Fashion matters deeply, from the dressmakers and designers that create the garments, to the industry that sells it and the wearer that has historically relied on it as a tool and sign of identity, expression, power and status. It is fantasy, desire and memory. It facilitates one’s agency and it offers a rich platform to reflect on key social and cultural issues, from practices to consumption and production through identity politics. It is a complex system with a lot of variables and mixed signals. It allows us to construct, display, communicate, alter and/or conceal.
Here, we refer to fashion as dress and all kinds of decorative accessories, as appearance and style. It is both material culture and symbolic system. It is also a commercial industry producing and selling garments.
Tribute Collective is proud to present "un/fold: a style anthology of Washington DC", a research project that brings together art, photography, storytelling and fashion in powerful ways to look at the clothed body in the city as a site for production of meaning, narrative, performance and communication.
un/fold aims to answer the overarching question: why does fashion matter in Washington DC?
We dive into the untold history of fashion in the capital and how it has evolved over time. The objective is to sustain DC diverse style culture and claim a place for fashion as an essential element of its history alongside other more well-established aspects of the city’s life.
We have commissioned artist Chelsea Ritter-Soronen to paint the portrait of dressmaker Elizabeth Keckley and nine Washingtonians, and Joilyn Jackson and Amit Mehta to capture their authenticity. The works are now on view on the corner of Columbia and 17th Street NW, and within the Tribute space.
These stories challenge us to reimagine how we can, collectively and individually, carve out a space for the articulation of cultural belonging and creative expression in the capital.
There are so many invisible layers to fashion in Washington DC, this is just a preamble. As this project is unfolding, we expect to capture more Washingtonians and collect more stories in the near future.
un/fold looks back at the legacy of the past and explores the promises of the future.

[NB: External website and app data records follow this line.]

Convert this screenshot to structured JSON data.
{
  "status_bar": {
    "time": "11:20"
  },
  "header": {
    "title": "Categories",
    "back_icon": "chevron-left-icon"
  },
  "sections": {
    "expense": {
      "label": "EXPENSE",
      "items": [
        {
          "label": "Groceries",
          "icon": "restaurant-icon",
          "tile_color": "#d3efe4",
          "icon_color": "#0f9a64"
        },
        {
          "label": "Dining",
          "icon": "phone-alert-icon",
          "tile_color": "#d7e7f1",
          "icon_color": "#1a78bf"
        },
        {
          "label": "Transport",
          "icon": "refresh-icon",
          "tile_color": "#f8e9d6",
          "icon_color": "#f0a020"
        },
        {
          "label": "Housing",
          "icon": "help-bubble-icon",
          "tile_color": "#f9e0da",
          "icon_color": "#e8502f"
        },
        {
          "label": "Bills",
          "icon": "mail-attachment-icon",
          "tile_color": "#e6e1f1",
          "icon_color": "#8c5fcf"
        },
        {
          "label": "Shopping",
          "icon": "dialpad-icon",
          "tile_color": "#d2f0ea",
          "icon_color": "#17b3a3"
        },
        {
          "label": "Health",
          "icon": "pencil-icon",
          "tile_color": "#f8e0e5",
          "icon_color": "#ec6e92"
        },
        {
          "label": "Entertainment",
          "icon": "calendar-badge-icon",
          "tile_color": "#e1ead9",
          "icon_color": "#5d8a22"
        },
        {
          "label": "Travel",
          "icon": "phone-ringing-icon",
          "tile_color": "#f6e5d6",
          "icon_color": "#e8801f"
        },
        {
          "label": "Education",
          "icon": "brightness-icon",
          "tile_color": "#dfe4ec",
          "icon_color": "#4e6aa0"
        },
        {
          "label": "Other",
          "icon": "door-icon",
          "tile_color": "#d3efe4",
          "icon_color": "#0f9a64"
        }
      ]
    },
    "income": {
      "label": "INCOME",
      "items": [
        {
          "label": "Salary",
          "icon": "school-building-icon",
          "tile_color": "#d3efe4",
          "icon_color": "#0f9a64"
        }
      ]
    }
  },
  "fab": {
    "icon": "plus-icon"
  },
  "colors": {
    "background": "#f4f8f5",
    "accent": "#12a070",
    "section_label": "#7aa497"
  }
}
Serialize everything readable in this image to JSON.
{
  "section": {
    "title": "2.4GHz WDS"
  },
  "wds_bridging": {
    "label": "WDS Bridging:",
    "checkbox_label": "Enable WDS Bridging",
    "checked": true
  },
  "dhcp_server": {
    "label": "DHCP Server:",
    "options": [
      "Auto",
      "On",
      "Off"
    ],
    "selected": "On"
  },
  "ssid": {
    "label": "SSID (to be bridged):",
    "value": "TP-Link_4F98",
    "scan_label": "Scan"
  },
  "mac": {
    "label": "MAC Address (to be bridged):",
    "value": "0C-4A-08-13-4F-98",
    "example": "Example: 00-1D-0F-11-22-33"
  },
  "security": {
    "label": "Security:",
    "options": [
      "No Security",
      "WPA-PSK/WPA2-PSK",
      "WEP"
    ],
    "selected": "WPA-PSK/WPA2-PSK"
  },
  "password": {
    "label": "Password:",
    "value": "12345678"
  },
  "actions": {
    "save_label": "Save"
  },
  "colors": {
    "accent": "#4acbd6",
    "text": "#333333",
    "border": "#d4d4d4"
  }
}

ABOUT THE MURALIST: Chelsea Ritter-Soronen is a DC-based public artist and community arts organizer. Formally trained in theatrical scenic painting and mentored by street artists, she has been painting murals for thirteen years and often fuses traditional trompe l'eoil techniques with modern color palettes and vibrant plant life to reflect each mural's neighborhood and its stories. When not painting mural commissions, she works with her business Chalk Riot which specializes in pavement art and temporary murals for special events and outdoor spaces.
Chalk Riot was founded in 2013 and in addition to frequently partnering with cities and NGO's, has worked with notable clients such as Bleacher Report, Vevo, Dell Computers, Google and The Special Olympics. Chelsea often takes time out from commissions to teach art skills to activists and with arts education organizations. She is currently a Resident Teaching Artist at the Kennedy Center's Moonshot Studio.